Spring is when I start planning my food year--slightly different than the calendar year. As the winter comes to an end the daydreams about what I will plant in the garden start to occupy more of my mind, I am jarred into finally allowing myself to eat all of the fruits and vegetables that I had frozen, and have been hoarding since last summer. It is also the time to get my order in for meat from the livestock farmers I know--this year I am getting a half a lamb, half a goat, and chickens. I’d love to find duck, but I may have to wait until I have my own farm for that.
The other thing that happens in the spring, of course, is that the chickens start laying like crazy again (more on that in my blog for The Land Connection), and if I happened to have any dairy animals it would be time for babies--and of course milk. I do, however, have friends with dairy animals on their farms, so I was able to make goat milk caramels and chevre (check out my blog for The Land Connection for a lot goat product recipes). The point is that even though we won’t be seeing a whole lot of veggies for a while, the local food season is in full swing.

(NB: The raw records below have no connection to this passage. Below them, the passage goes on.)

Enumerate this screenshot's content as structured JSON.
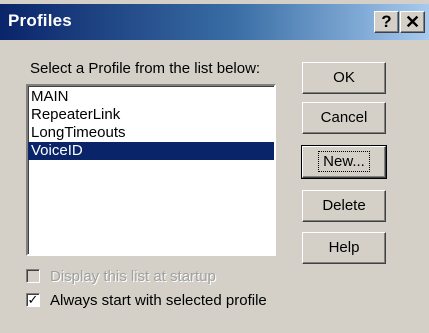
{
  "window": {
    "title": "Profiles",
    "help_button": "?",
    "close_button": "✕"
  },
  "profiles": {
    "prompt": "Select a Profile from the list below:",
    "items": [
      {
        "label": "MAIN",
        "selected": false
      },
      {
        "label": "RepeaterLink",
        "selected": false
      },
      {
        "label": "LongTimeouts",
        "selected": false
      },
      {
        "label": "VoiceID",
        "selected": true
      }
    ]
  },
  "buttons": {
    "ok": "OK",
    "cancel": "Cancel",
    "new": "New...",
    "delete": "Delete",
    "help": "Help"
  },
  "options": {
    "display_at_startup": {
      "label": "Display this list at startup",
      "checked": false,
      "enabled": false
    },
    "always_start_selected": {
      "label": "Always start with selected profile",
      "checked": true,
      "enabled": true
    }
  },
  "colors": {
    "selection": "#0a246a",
    "face": "#d4d0c8"
  }
}
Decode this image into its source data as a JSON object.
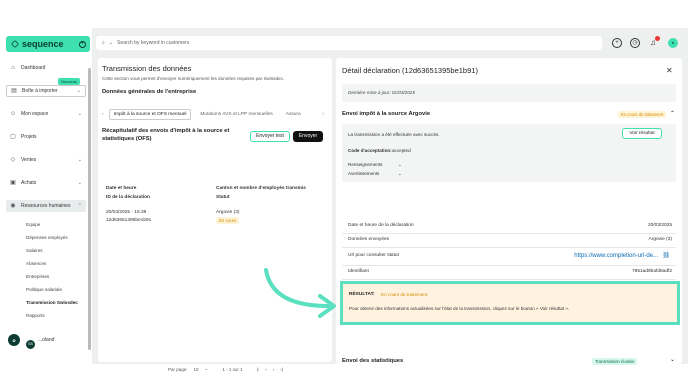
{
  "brand": {
    "name": "sequence"
  },
  "nav": [
    {
      "label": "Dashboard",
      "icon": "home-icon"
    },
    {
      "label": "Boîte à importer",
      "icon": "inbox-icon"
    },
    {
      "label": "Mon espace",
      "icon": "user-icon"
    },
    {
      "label": "Projets",
      "icon": "folder-icon"
    },
    {
      "label": "Ventes",
      "icon": "tag-icon"
    },
    {
      "label": "Achats",
      "icon": "cart-icon"
    },
    {
      "label": "Ressources humaines",
      "icon": "people-icon"
    }
  ],
  "badge_new": "Nouveau",
  "hr_items": [
    "Equipe",
    "Dépenses employés",
    "Salaires",
    "Absences",
    "Entreprises",
    "Politique salariale",
    "Transmission Swissdec",
    "Rapports"
  ],
  "user": {
    "name": "...oland",
    "initials": "SS"
  },
  "search": {
    "placeholder": "Search by keyword in customers"
  },
  "main": {
    "title": "Transmission des données",
    "desc": "Cette section vous permet d'envoyer numériquement les données requises par Swissdec.",
    "section": "Données générales de l'entreprise",
    "tabs": [
      "Impôt à la source et OFS mensuel",
      "Mutations AVS et LPP mensuelles",
      "Assura"
    ],
    "recap_title": "Récapitulatif des envois d'impôt à la source et statistiques (OFS)",
    "btn_test": "Envoyer test",
    "btn_send": "Envoyer",
    "col1a": "Date et heure",
    "col1b": "ID de la déclaration",
    "col2a": "Canton et nombre d'employés transmis",
    "col2b": "Statut",
    "row": {
      "date": "20/03/2025 - 15:39",
      "id": "12d63651395be1b91",
      "canton": "Argovie (3)",
      "status": "En cours"
    },
    "pager": {
      "per_page_label": "Par page:",
      "per_page": "10",
      "range": "1 - 1 sur 1"
    }
  },
  "detail": {
    "title": "Détail déclaration (12d63651395be1b91)",
    "updated": "Dernière mise à jour: 01/03/2025",
    "section1": "Envoi impôt à la source Argovie",
    "section1_status": "En cours de traitement",
    "transmitted": "La transmission a été effectuée avec succès.",
    "btn_result": "Voir résultat",
    "accept_label": "Code d'acceptation:",
    "accept_value": "accepted",
    "info": "Renseignements",
    "warnings": "Avertissements",
    "rows": [
      {
        "label": "Date et heure de la déclaration",
        "value": "20/03/2025"
      },
      {
        "label": "Données envoyées",
        "value": "Argovie (3)"
      },
      {
        "label": "Url pour consulter statut",
        "value": "https://www.completion-url-de..."
      },
      {
        "label": "Identifiant",
        "value": "7851ad9bafd8adf2"
      },
      {
        "label": "Mot de passe",
        "value": "••••••••"
      },
      {
        "label": "Validité",
        "value": "23/03/2025"
      }
    ],
    "result_label": "RÉSULTAT:",
    "result_status": "En cours de traitement",
    "result_msg": "Pour obtenir des informations actualisées sur l'état de la transmission, cliquez sur le bouton « Voir résultat ».",
    "section2": "Envoi des statistiques",
    "section2_status": "Transmission réussie"
  },
  "colors": {
    "accent": "#3ee0b0",
    "dark": "#0b3b33",
    "warn": "#d68b00"
  }
}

I always have ambitious plans for my own little garden, and this year is no exception. I have been debating adding bees and laying ducks to the livestock side of things, but I am not sure it will happen in this limited space this year. My focus may have to be on things that grow out of the soil, which means adding more raised beds, and new this year--potato towers, garlic (that I actually remembered to plant las fall), and onions. I am realizing, living in the Midwest, that storage food is key to getting through the long winters.
And in addition to the actual food I will be growing, I plan on spending a lot of time making things for the kitchen out of wood. I did get out there over the winter, including some close to zero degree days, but that is rough on the creativity--it’s mostly about finishing something before your hands go numb.